Bringing back grasses with Maasai pastoralists
The Olgulului – Ololarashi group ranch is close to the border of Tanzania and home to Maasai pastoralists. For the Maasai people, livestock are very valuable and at the centre of everything. But nowadays, it’s not easy to keep livestock. Due to severe droughts, overpopulation and therefore overgrazing, and less communal land for the Maasai, the rangelands are heavily degraded. Trees, shrubs and grass species have disappeared resulting in heavy erosion. The loss of pasture due to all the above has resulted in a decline in livestock productivity and an increase in competition between people and wildlife, especially elephants….
But….. Together with partners African Conservation Centre (ACC) and Amboseli Ecosystem Trust (AET) we started a two-year program (July 2019 – June 2021) to restore and regreen the degraded areas, and to improve the livelihoods of the communities. We selected a combination of interventions among which the digging of bunds, setting up and managing olopololi’s (dry season grazing areas) and grass seed banks and educating the Maasai communities about livestock and grazing management.
- Movie roadshow
- Water bunds
- Stone lines
- Grass seed banks
- Vallerani method
- Grazing Committees
To prevent overgrazing
A movie will travel from village to village with the aim of not only creating awareness, but also to inspire and activate the Maasai pastoralists to take better care of their own land. The film is fully shot at the Olgulului – Ololarashi Group Ranch. The film shows the story of a young shepherd who is worried about the drought, his cattle and family. He would like to understand why there is almost no grass left. He therefore decides to go on a journey, meets inspiring people and takes home hope and valuable advice. It shows people the benefits and techniques of livestock and grazing management in an inspiring way.
Dry season grazing reserve
17 olopololi plots of each 1,000 ha will be set up and managed. An Olopololi plot is a traditional grazing technique. Grazing committees specially set up for this purpose agree together that grazing in an area is only permitted during specific periods (usually at the end of the dry season when there are fewer other places to graze) or only for certain animals (e.g. calves).
All restoration activities of the whole program are taking place within the olopololi’s. The borders of the olopololis will be marked by large white poles, so that all shepherds know that they cannot enter this area with their cattle. It is closely monitored by the committees, so that grass has time to grow back. The sustainability of the projects is supported by a grazing management plan.
1200 hectare covered with earth smiles!
These half-moon shaped pits in the ground will capture rainwater and prevent it to run off and cause erosion. The vegetation will naturally recover due to the increased soil moisture availability.

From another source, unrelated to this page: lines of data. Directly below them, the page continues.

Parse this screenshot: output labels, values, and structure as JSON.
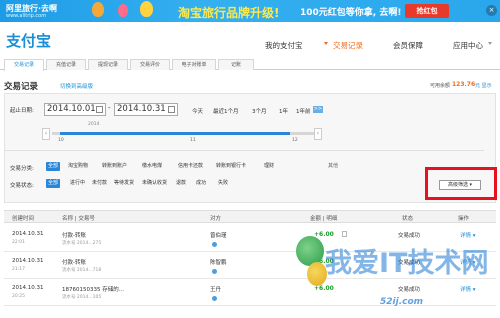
{
  "banner": {
    "site_name": "阿里旅行·去啊",
    "site_url": "www.alitrip.com",
    "headline": "淘宝旅行品牌升级!",
    "offer": "100元红包等你拿, 去啊!",
    "cta": "抢红包",
    "close": "×"
  },
  "header": {
    "logo": "支付宝",
    "nav": [
      {
        "label": "我的支付宝"
      },
      {
        "label": "交易记录"
      },
      {
        "label": "会员保障"
      },
      {
        "label": "应用中心"
      }
    ]
  },
  "subtabs": [
    "交易记录",
    "充值记录",
    "提现记录",
    "交易评价",
    "电子对账单",
    "记账"
  ],
  "page": {
    "title": "交易记录",
    "switch_link": "切换到高级版",
    "balance_label": "可用余额",
    "balance_value": "123.76",
    "balance_unit": "元",
    "balance_link": "显示"
  },
  "filters": {
    "start_label": "起止日期:",
    "start_date": "2014.10.01",
    "end_date": "2014.10.31",
    "dash": "-",
    "quick_ranges": [
      "今天",
      "最近1个月",
      "3个月",
      "1年",
      "1年前"
    ],
    "quick_more": ">>",
    "timeline_year": "2014",
    "timeline_months": [
      "10",
      "11",
      "12"
    ],
    "category_label": "交易分类:",
    "categories": [
      "全部",
      "淘宝购物",
      "转账到账户",
      "缴水电煤",
      "信用卡还款",
      "转账到银行卡",
      "理财"
    ],
    "category_more": "其他",
    "status_label": "交易状态:",
    "statuses": [
      "全部",
      "进行中",
      "未付款",
      "等待发货",
      "未确认收货",
      "退款",
      "成功",
      "失败"
    ],
    "advanced_button": "高级筛选"
  },
  "table": {
    "headers": [
      "创建时间",
      "名称 | 交易号",
      "对方",
      "金额 | 明细",
      "状态",
      "操作"
    ],
    "rows": [
      {
        "date": "2014.10.31",
        "time": "22:01",
        "name": "付款-转账",
        "serial": "流水号 2014...275",
        "party": "曾伯瑾",
        "amount": "+6.00",
        "status": "交易成功",
        "action": "详情"
      },
      {
        "date": "2014.10.31",
        "time": "21:17",
        "name": "付款-转账",
        "serial": "流水号 2014...718",
        "party": "陈智鹏",
        "amount": "+6.00",
        "status": "交易成功",
        "action": "详情"
      },
      {
        "date": "2014.10.31",
        "time": "20:25",
        "name": "18760150335 存储的...",
        "serial": "流水号 2014...105",
        "party": "王丹",
        "amount": "+6.00",
        "status": "交易成功",
        "action": "详情"
      }
    ]
  },
  "watermark": {
    "text": "我爱IT技术网",
    "url": "52ij.com"
  }
}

At some areas extra (grass) seeds will be sown if there aren’t enough seeds present in the soil due to heavy erosion.
The 'rock paper scissor' game ;)
Some areas of the group ranch are covered with a lot of stones… and we can use them well in bringing back vegetation. Stones break the erosive power of water and increase the infiltration of water into the soil. Organic material and seeds also nestle behind the stones, giving the seeds time to sprout.
The stone lines are built in an area of 400 hectares.
Grass seed banks
This project will enable Maasai pastoralists to grow, harvest and sell grass (hay) and seeds within the community or to NGOs and private companies who want to grow grasses elsewhere. It creates a place where cattle can graze and brings cooling through the amount of vegetation.
Five grass seed banks (with a total of 50 hectare) will be managed and maintained, each by a group of 10-20 members of the community (for example, a women’s group). They will be trained in sowing and harvesting grass and are taught business skills.
Ploughing for regreening
This intervention is suitable at extremely degraded land and areas with little or no existing vegetation. A special plow, pulled by a tractor, plows furrows in the ground. This allows rainwater to be retained, just like the bunds, and infiltrate into the ground.
We will restore a total of 200 hectare by using the vallerani method.
Being a role model
Key in the regreening program are the grazing committees. Around 130 grazing committee members are trained to educate their fellow pastoralists about the importance of regreening. The members are empowered to supervise the sustainable management of the rangelands. The committee will provide a platform for all the pastoralists to work together to achieve land rehabilitation. This way the pastoralists will recognize and support the restoration activities and adopt grazing rules.